experimental setup
Experimental setup.
With a laser it is possible to measure the width of very small objects, e.g. of an hair. For this one uses the effect of the diffraction of light on very small objects. In physics they like to use small slits for this type of experiment. The diffraction pattern for complementary objects (like slits and hairs) is identical (Babinet's principle), therefore the same experiment can be made with a hair, which is much easier to acquire.

The image on the right shows one part of the experimental setup. A hair, fixed by two alligator clips, is placed in the path of the laser beam. 10 meters away (9.67m, to be exact), a black surface is used as the screen (because a white screen would reflect too much of the laser light to get a good photograph).
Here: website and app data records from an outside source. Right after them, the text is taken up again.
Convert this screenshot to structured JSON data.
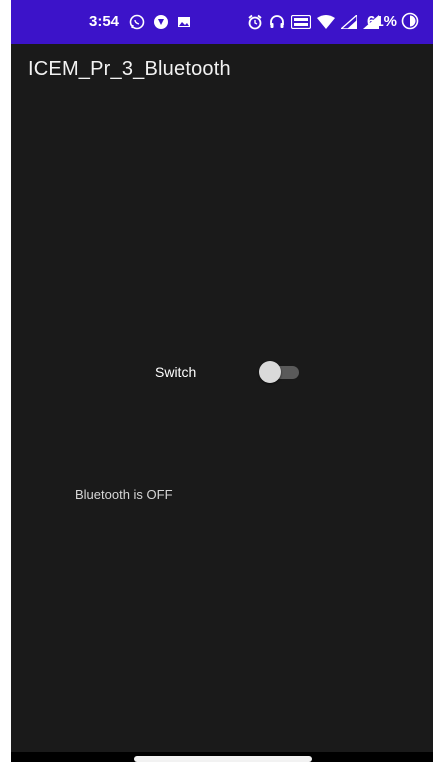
{
  "status_bar": {
    "time": "3:54",
    "battery": "61%",
    "left_icons": [
      "whatsapp-icon",
      "phone-call-icon",
      "gallery-icon"
    ],
    "right_icons": [
      "alarm-icon",
      "headset-icon",
      "volte-icon",
      "wifi-icon",
      "signal-icon",
      "signal-icon"
    ]
  },
  "app": {
    "title": "ICEM_Pr_3_Bluetooth"
  },
  "switch": {
    "label": "Switch",
    "checked": false
  },
  "bluetooth": {
    "status_text": "Bluetooth is OFF"
  },
  "colors": {
    "status_bar": "#3c13c9",
    "background": "#1a1a1a"
  }
}
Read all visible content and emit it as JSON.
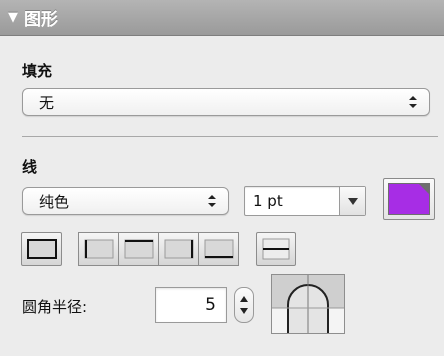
{
  "panel": {
    "title": "图形"
  },
  "fill": {
    "label": "填充",
    "selected": "无"
  },
  "line": {
    "label": "线",
    "style_selected": "纯色",
    "width_value": "1 pt",
    "color": "#a72de5"
  },
  "corner_radius": {
    "label": "圆角半径:",
    "value": "5"
  },
  "icons": {
    "header_toggle": "disclosure-triangle-down-icon",
    "popup_arrows": "up-down-arrows-icon",
    "combo_arrow": "chevron-down-icon"
  }
}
The resulting diffraction pattern is shown in the next photograph:

diffraction pattern
Diffraction pattern.

The distance between two dark spots (minima) is 6.5 cm. The wavelength of the laser is 523 nm.
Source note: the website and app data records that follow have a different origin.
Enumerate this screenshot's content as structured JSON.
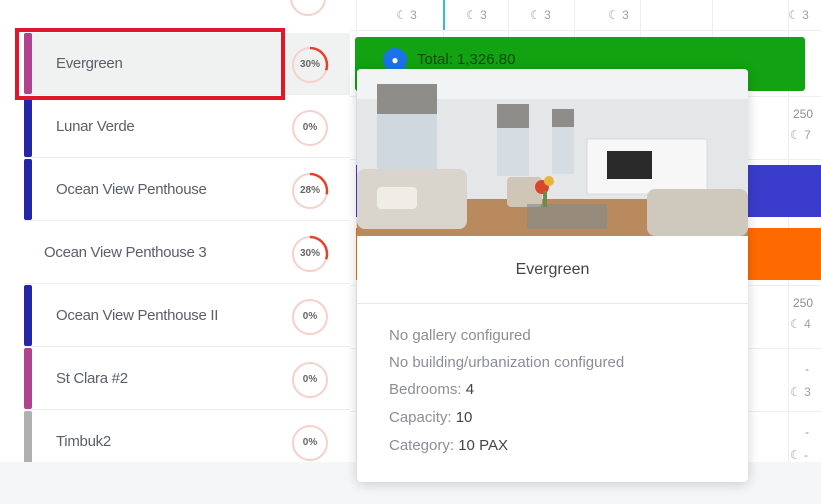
{
  "units": [
    {
      "name": "Evergreen",
      "percent": "30%",
      "progress": 0.3,
      "bar_color": "#b0438f",
      "selected": true
    },
    {
      "name": "Lunar Verde",
      "percent": "0%",
      "progress": 0,
      "bar_color": "#2525a8"
    },
    {
      "name": "Ocean View Penthouse",
      "percent": "28%",
      "progress": 0.28,
      "bar_color": "#2525a8"
    },
    {
      "name": "Ocean View Penthouse 3",
      "percent": "30%",
      "progress": 0.3,
      "bar_color": ""
    },
    {
      "name": "Ocean View Penthouse II",
      "percent": "0%",
      "progress": 0,
      "bar_color": "#2525a8"
    },
    {
      "name": "St Clara #2",
      "percent": "0%",
      "progress": 0,
      "bar_color": "#b0438f"
    },
    {
      "name": "Timbuk2",
      "percent": "0%",
      "progress": 0,
      "bar_color": "#b0b0b0"
    }
  ],
  "calendar": {
    "top_nights": [
      "3",
      "3",
      "3",
      "3",
      "3"
    ],
    "booking_total": "Total: 1,326.80",
    "right_col": [
      {
        "price": "250",
        "nights": "7"
      },
      {
        "price": "250",
        "nights": "4"
      },
      {
        "price": "-",
        "nights": "3"
      },
      {
        "price": "-",
        "nights": "-"
      }
    ],
    "colors": {
      "booking": "#12a212",
      "block_blue": "#3a3ccc",
      "block_orange": "#ff6a00"
    }
  },
  "popup": {
    "title": "Evergreen",
    "gallery": "No gallery configured",
    "building": "No building/urbanization configured",
    "bedrooms_label": "Bedrooms:",
    "bedrooms": "4",
    "capacity_label": "Capacity:",
    "capacity": "10",
    "category_label": "Category:",
    "category": "10 PAX"
  },
  "icons": {
    "night": "moon-icon",
    "booking": "person-icon"
  }
}
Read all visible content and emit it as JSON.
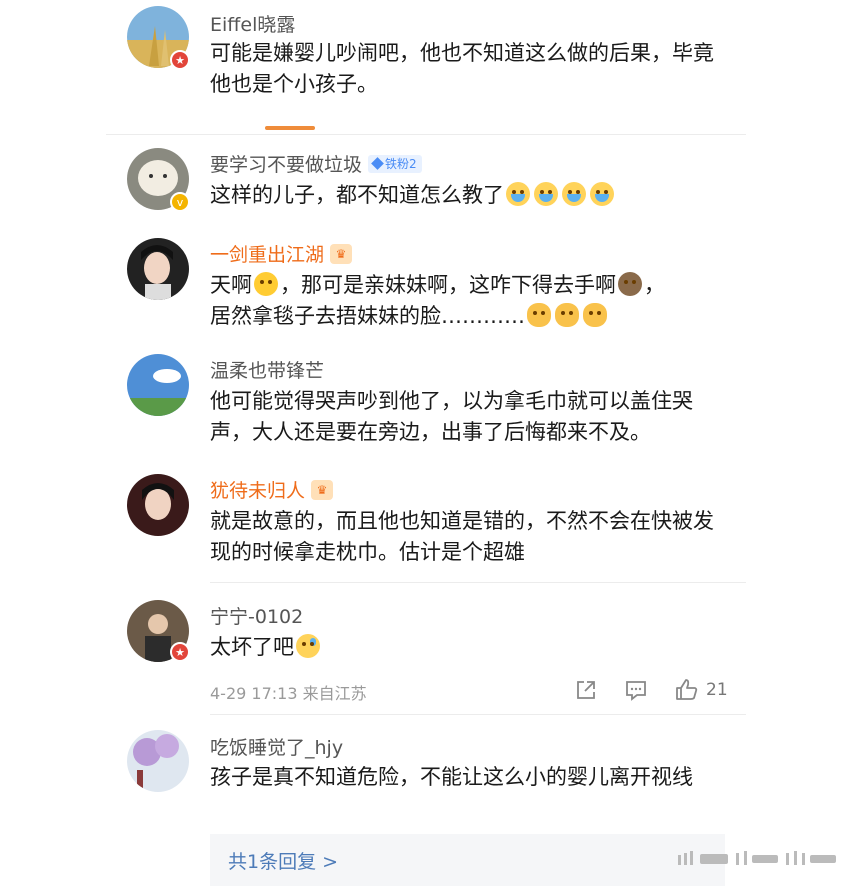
{
  "comments": [
    {
      "user": "Eiffel晓露",
      "text": "可能是嫌婴儿吵闹吧，他也不知道这么做的后果，毕竟他也是个小孩子。"
    },
    {
      "user": "要学习不要做垃圾",
      "badge": "铁粉2",
      "text": "这样的儿子，都不知道怎么教了"
    },
    {
      "user": "一剑重出江湖",
      "text_line1": "天啊",
      "text_line1b": "，那可是亲妹妹啊，这咋下得去手啊",
      "text_line1c": "，",
      "text_line2": "居然拿毯子去捂妹妹的脸…………"
    },
    {
      "user": "温柔也带锋芒",
      "text": "他可能觉得哭声吵到他了，以为拿毛巾就可以盖住哭声，大人还是要在旁边，出事了后悔都来不及。"
    },
    {
      "user": "犹待未归人",
      "text": "就是故意的，而且他也知道是错的，不然不会在快被发现的时候拿走枕巾。估计是个超雄"
    },
    {
      "user": "宁宁-0102",
      "text": "太坏了吧",
      "meta": "4-29 17:13  来自江苏",
      "likes": "21"
    },
    {
      "user": "吃饭睡觉了_hjy",
      "text": "孩子是真不知道危险，不能让这么小的婴儿离开视线",
      "reply_link": "共1条回复 >"
    }
  ],
  "colors": {
    "accent": "#ef6c1a",
    "link": "#4d7bb8",
    "fan_badge": "#4a8cf5"
  },
  "icons": [
    "share-icon",
    "comment-icon",
    "like-icon"
  ]
}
The explanation of the phenomenon is easier for a slit than for a hair. From the schematic diagram we can derive the formula to calculate the width of the slit [from Ref 1 + 2].

deduction of formula

Part 1 shows the overall setup. Light rays coming from the left side of the hair need to travel longer to reach the same spot on the right of the screen that rays coming from the right side. Let α be the angle under which we see the first minimum. We can derive the following equation:

(I)   tan(α) = s/L

Actually it should be tan(α) = ( s + d/2 ) / L but as d is small compared with s we can ignore the d/2 part.

Part 2 shows what happens if the difference in the path is exactly half a wavelength (or an uneven multiple of half the wavelength (i.e 0.5, 1.5, 2.5, ...): the two waves cancel each other (the sum of their amplitudes is zero). This happens in the dark spots in the diffraction pattern.

Part 3 explains why the dark spots are where they are. Because the width of the slit is negligibly small compared to the distance hair-screen, we can assume that light rays from the left and right side of the slit that reach the same spot on the screen are parallel. If there is a path difference of λ/2 between the leftmost wave and the light wave from the center of the slit, these two waves cancel each other. The same is true for all waves from the left half of the slit and their conterpart from the right half of the slit (for example the wave from immediately to the left of the center and the rightmost wave, see arrows). There will be a minimum at the correponding spot on the screen. From this we can derive the next equation:

(II)    sin(α) = λ/d

We solve both equations for d:

(III)  d = λ / sin ( atan(s/L) )

With λ = 523*10-9m, s = 6.5*10-2m, L = 9.67m we get d = 7.78*10-5m = 78 micrometers.

This fits well within what Wikipedia tells us about the width of an hair.

For small angles α it is sin(α) = α and tan(α) = α, therefore we can also use these approximate equations:

(Ia)    α = s/L
(IIa)   α = λ/d
(IIIa)  d = λ*L / s

This changes the result only after the fifth decimal place.

References:

  1. Arnold Berliner: Lehrbuch der Physik in elementarer Darstellung, 4th Edition, Berlin, 1928.
  2. Dr. Rolf Schröder: Slit Diffraction.